THE PROBLEM
Could you set down the listing below exactly and omit its images?

DATA FOR ANALYSIS
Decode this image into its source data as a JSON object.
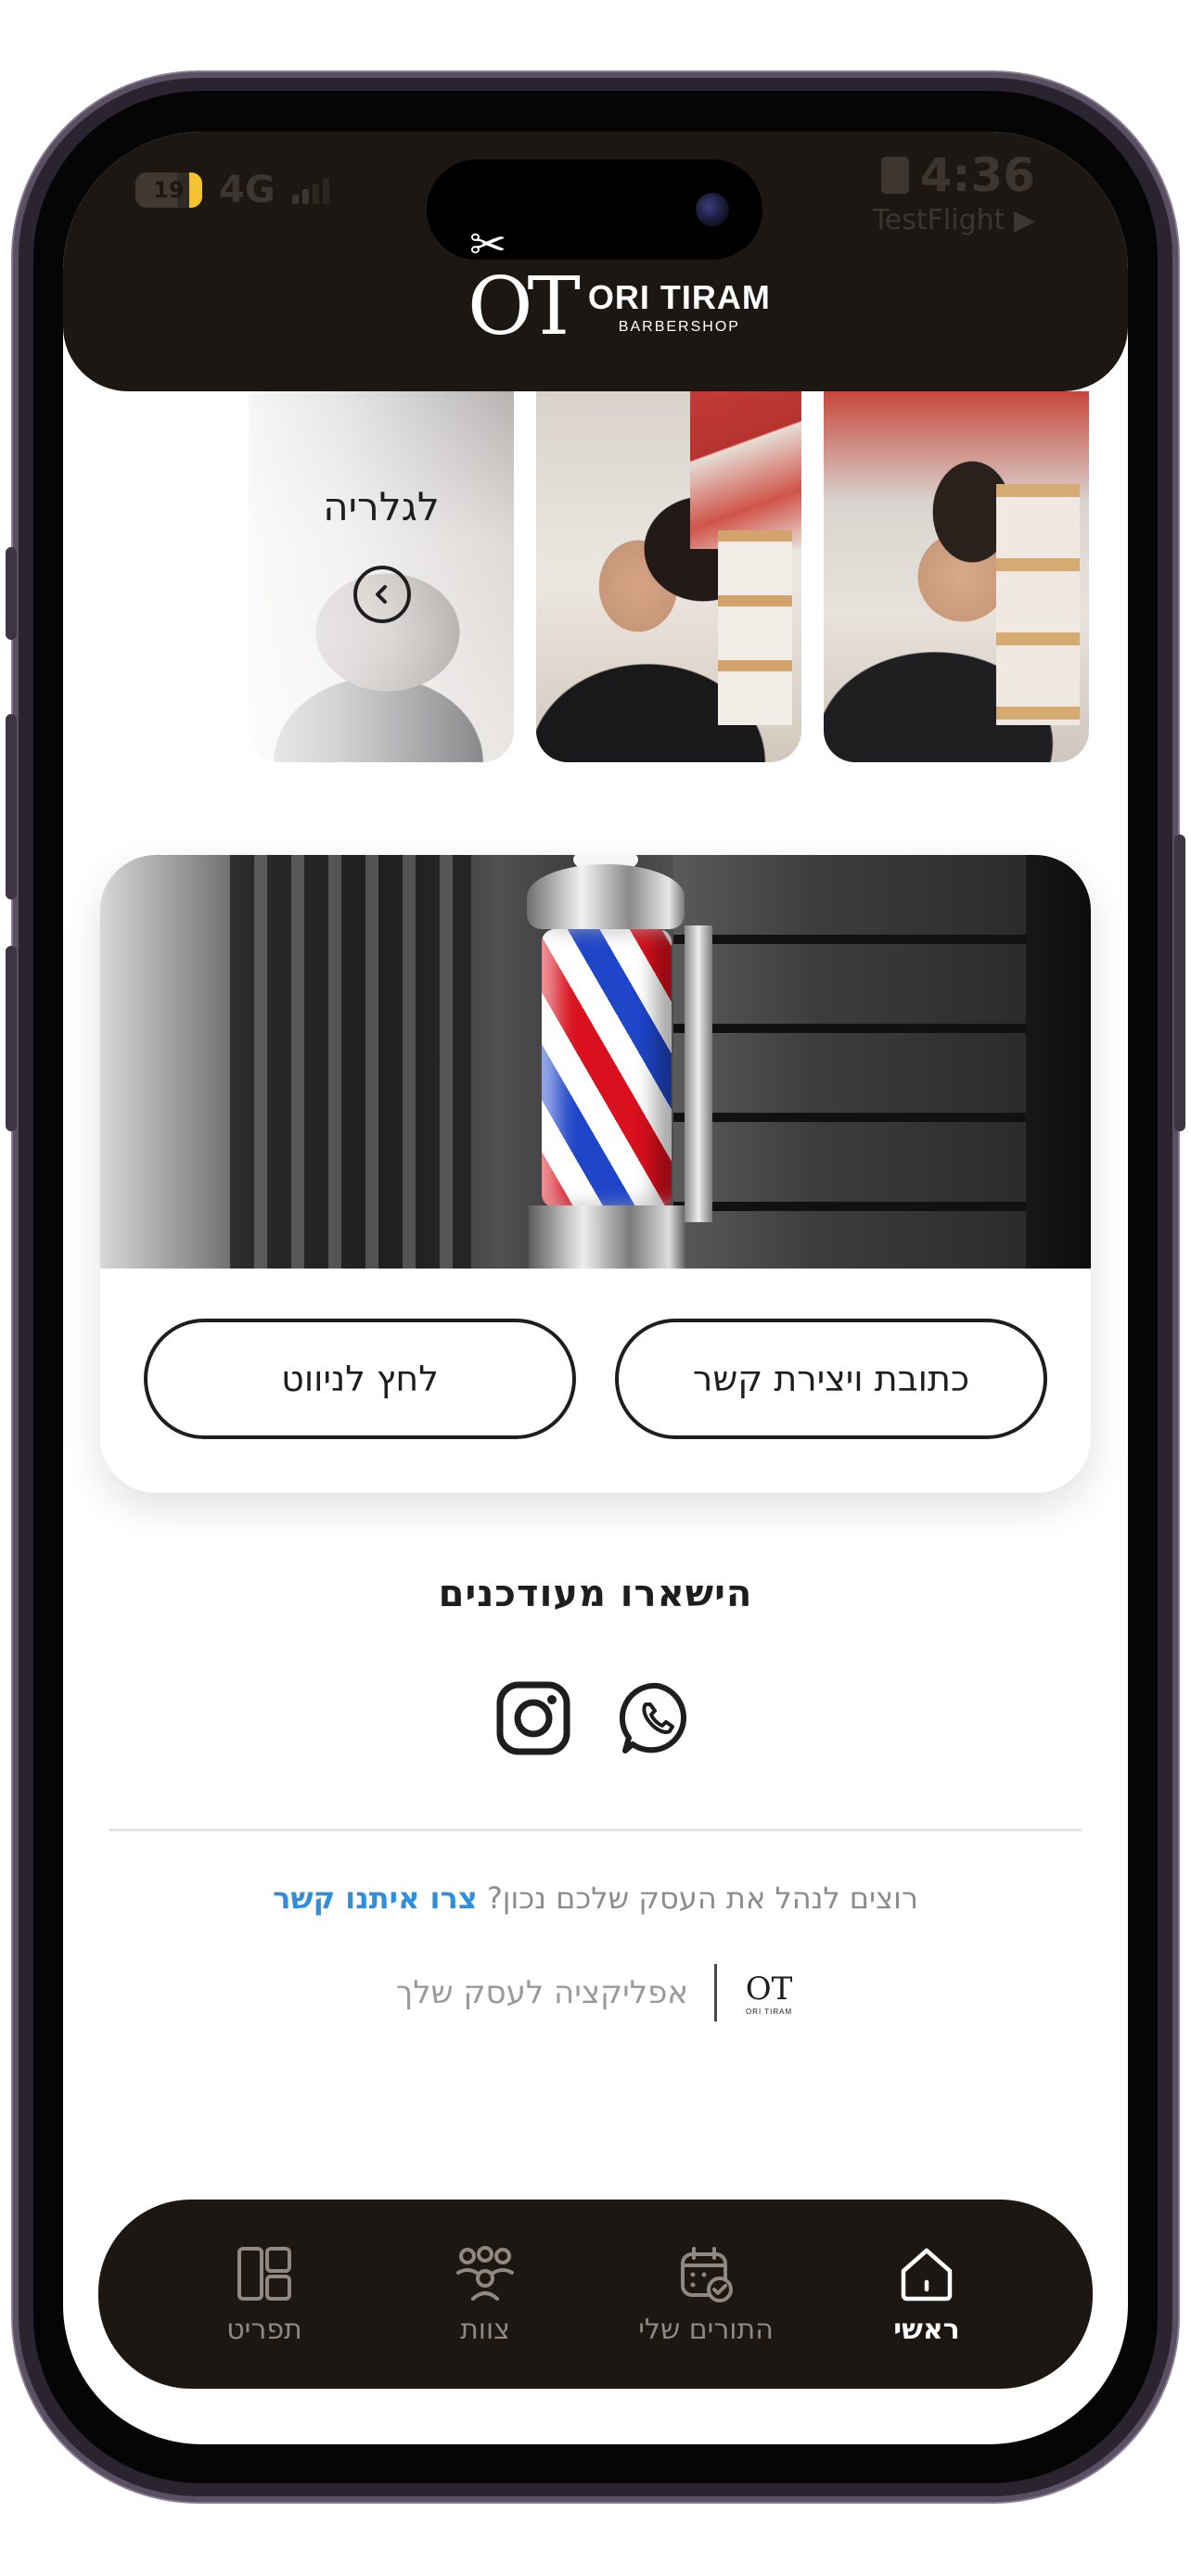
{
  "status_bar": {
    "battery": "19",
    "network": "4G",
    "time": "4:36",
    "back_app": "TestFlight ▶"
  },
  "header": {
    "logo_mark": "OT",
    "brand_name": "ORI TIRAM",
    "brand_sub": "BARBERSHOP"
  },
  "gallery": {
    "label": "לגלריה",
    "arrow_glyph": "‹"
  },
  "info_card": {
    "address_button": "כתובת ויצירת קשר",
    "navigate_button": "לחץ לניווט"
  },
  "social": {
    "title": "הישארו מעודכנים",
    "icons": [
      "whatsapp-icon",
      "instagram-icon"
    ]
  },
  "footer": {
    "promo_text": "רוצים לנהל את העסק שלכם נכון?",
    "promo_link": "צרו איתנו קשר",
    "powered_text": "אפליקציה לעסק שלך",
    "powered_logo": "OT",
    "powered_logo_sub": "ORI TIRAM"
  },
  "bottom_nav": {
    "items": [
      {
        "label": "ראשי",
        "icon": "home-icon",
        "active": true
      },
      {
        "label": "התורים שלי",
        "icon": "calendar-check-icon",
        "active": false
      },
      {
        "label": "צוות",
        "icon": "team-icon",
        "active": false
      },
      {
        "label": "תפריט",
        "icon": "menu-grid-icon",
        "active": false
      }
    ]
  },
  "colors": {
    "header_bg": "#1c1713",
    "link_blue": "#2f8fdc",
    "nav_active": "#ffffff",
    "nav_inactive": "#8f8780"
  }
}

RESPONSE FOR THIS EXERCISE
Decode this image into its source data as a JSON object.
{
  "status_bar": {
    "battery": "19",
    "network": "4G",
    "time": "4:36",
    "back_app": "TestFlight ▶"
  },
  "header": {
    "logo_mark": "OT",
    "brand_name": "ORI TIRAM",
    "brand_sub": "BARBERSHOP"
  },
  "gallery": {
    "label": "לגלריה",
    "arrow_glyph": "‹"
  },
  "info_card": {
    "address_button": "כתובת ויצירת קשר",
    "navigate_button": "לחץ לניווט"
  },
  "social": {
    "title": "הישארו מעודכנים",
    "icons": [
      "whatsapp-icon",
      "instagram-icon"
    ]
  },
  "footer": {
    "promo_text": "רוצים לנהל את העסק שלכם נכון?",
    "promo_link": "צרו איתנו קשר",
    "powered_text": "אפליקציה לעסק שלך",
    "powered_logo": "OT",
    "powered_logo_sub": "ORI TIRAM"
  },
  "bottom_nav": {
    "items": [
      {
        "label": "ראשי",
        "icon": "home-icon",
        "active": true
      },
      {
        "label": "התורים שלי",
        "icon": "calendar-check-icon",
        "active": false
      },
      {
        "label": "צוות",
        "icon": "team-icon",
        "active": false
      },
      {
        "label": "תפריט",
        "icon": "menu-grid-icon",
        "active": false
      }
    ]
  },
  "colors": {
    "header_bg": "#1c1713",
    "link_blue": "#2f8fdc",
    "nav_active": "#ffffff",
    "nav_inactive": "#8f8780"
  }
}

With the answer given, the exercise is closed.